## To do
From the listing below, copy each line that contains the word "特别内容".
=== Data supplied ===
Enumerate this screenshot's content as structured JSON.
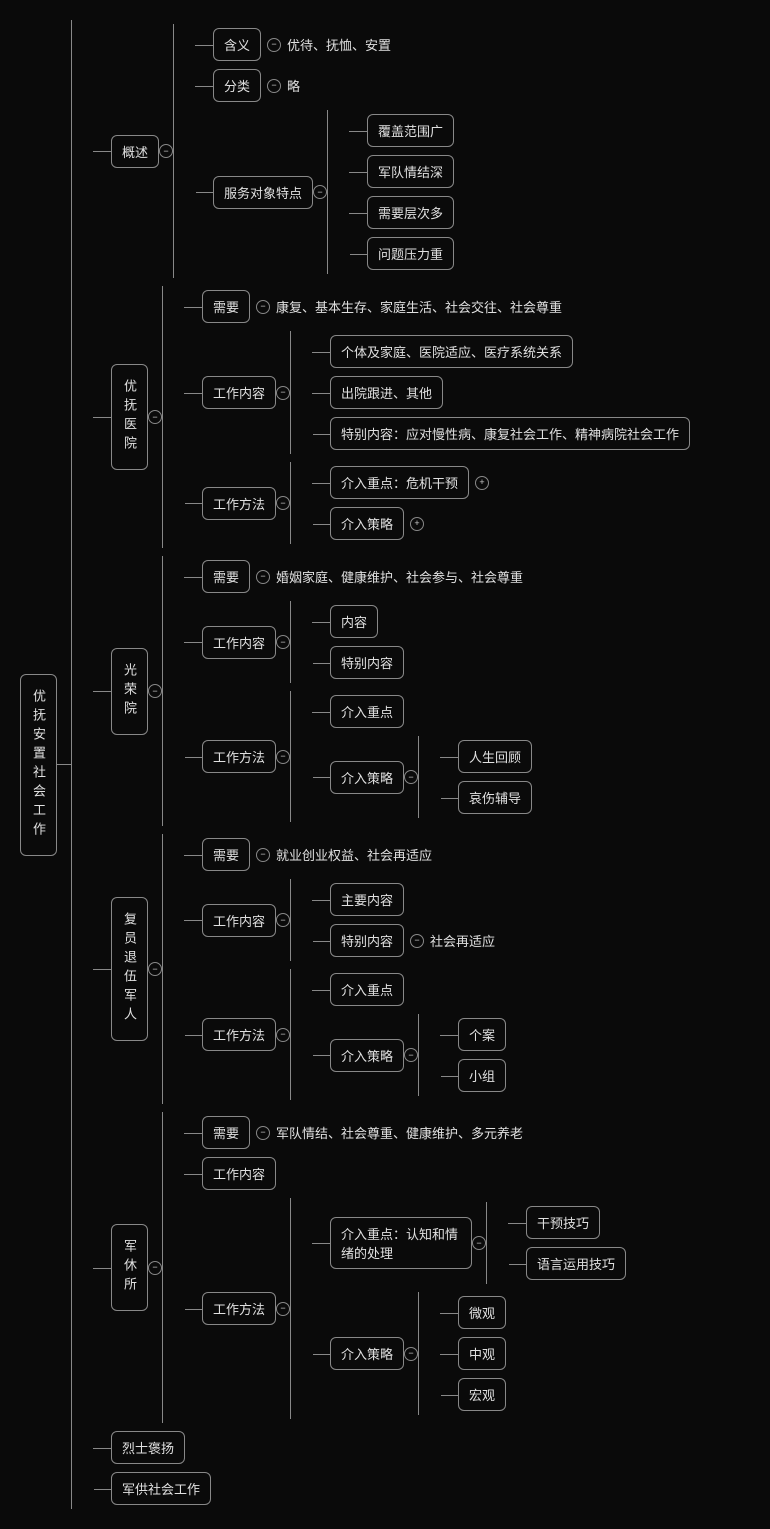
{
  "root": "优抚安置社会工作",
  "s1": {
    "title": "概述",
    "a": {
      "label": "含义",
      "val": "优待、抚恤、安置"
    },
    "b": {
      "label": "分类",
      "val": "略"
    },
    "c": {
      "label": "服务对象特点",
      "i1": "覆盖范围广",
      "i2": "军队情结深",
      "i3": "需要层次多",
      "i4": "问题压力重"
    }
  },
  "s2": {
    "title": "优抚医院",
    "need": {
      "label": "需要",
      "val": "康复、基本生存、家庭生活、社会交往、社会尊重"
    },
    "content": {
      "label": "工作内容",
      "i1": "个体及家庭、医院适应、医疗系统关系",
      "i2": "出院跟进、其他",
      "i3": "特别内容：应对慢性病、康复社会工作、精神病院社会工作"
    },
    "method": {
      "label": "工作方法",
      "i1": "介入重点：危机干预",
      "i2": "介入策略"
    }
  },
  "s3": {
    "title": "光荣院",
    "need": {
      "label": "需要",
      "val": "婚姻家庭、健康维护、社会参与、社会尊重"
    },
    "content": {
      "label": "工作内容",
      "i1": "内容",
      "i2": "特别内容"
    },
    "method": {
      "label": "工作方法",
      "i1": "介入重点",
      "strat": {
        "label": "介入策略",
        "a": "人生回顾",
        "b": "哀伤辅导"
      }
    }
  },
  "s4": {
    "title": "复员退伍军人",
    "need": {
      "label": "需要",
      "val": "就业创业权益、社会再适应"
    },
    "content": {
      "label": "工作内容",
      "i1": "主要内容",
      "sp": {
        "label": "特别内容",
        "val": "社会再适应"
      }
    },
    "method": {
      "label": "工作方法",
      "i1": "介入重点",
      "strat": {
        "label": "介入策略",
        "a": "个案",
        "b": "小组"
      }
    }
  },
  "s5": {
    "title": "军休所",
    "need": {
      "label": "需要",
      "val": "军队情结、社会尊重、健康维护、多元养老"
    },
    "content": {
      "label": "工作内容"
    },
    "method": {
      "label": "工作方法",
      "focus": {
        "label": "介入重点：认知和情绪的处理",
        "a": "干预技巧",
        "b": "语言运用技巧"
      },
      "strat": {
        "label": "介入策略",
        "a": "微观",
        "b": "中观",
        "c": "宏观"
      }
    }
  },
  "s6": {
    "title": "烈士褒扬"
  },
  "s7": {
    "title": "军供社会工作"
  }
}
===
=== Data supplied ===
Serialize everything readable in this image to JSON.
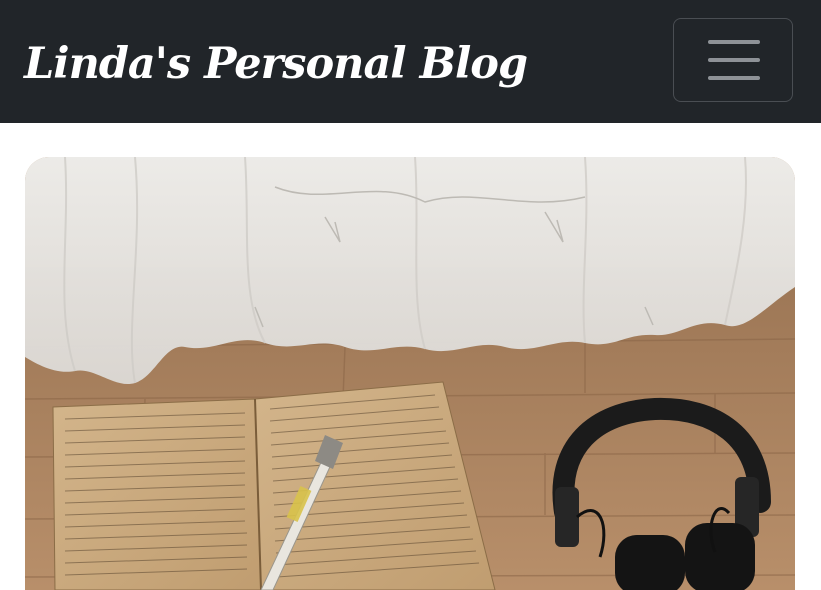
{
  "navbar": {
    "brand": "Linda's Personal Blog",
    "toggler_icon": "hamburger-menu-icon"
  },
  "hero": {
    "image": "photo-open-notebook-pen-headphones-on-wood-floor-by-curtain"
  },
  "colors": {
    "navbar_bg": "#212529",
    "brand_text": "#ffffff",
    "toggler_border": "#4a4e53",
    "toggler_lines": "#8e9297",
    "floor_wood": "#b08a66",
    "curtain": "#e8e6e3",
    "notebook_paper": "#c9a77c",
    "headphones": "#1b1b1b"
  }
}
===
## Result for this task
      "i3": "特别内容：应对慢性病、康复社会工作、精神病院社会工作"
      "i2": "特别内容"
        "label": "特别内容",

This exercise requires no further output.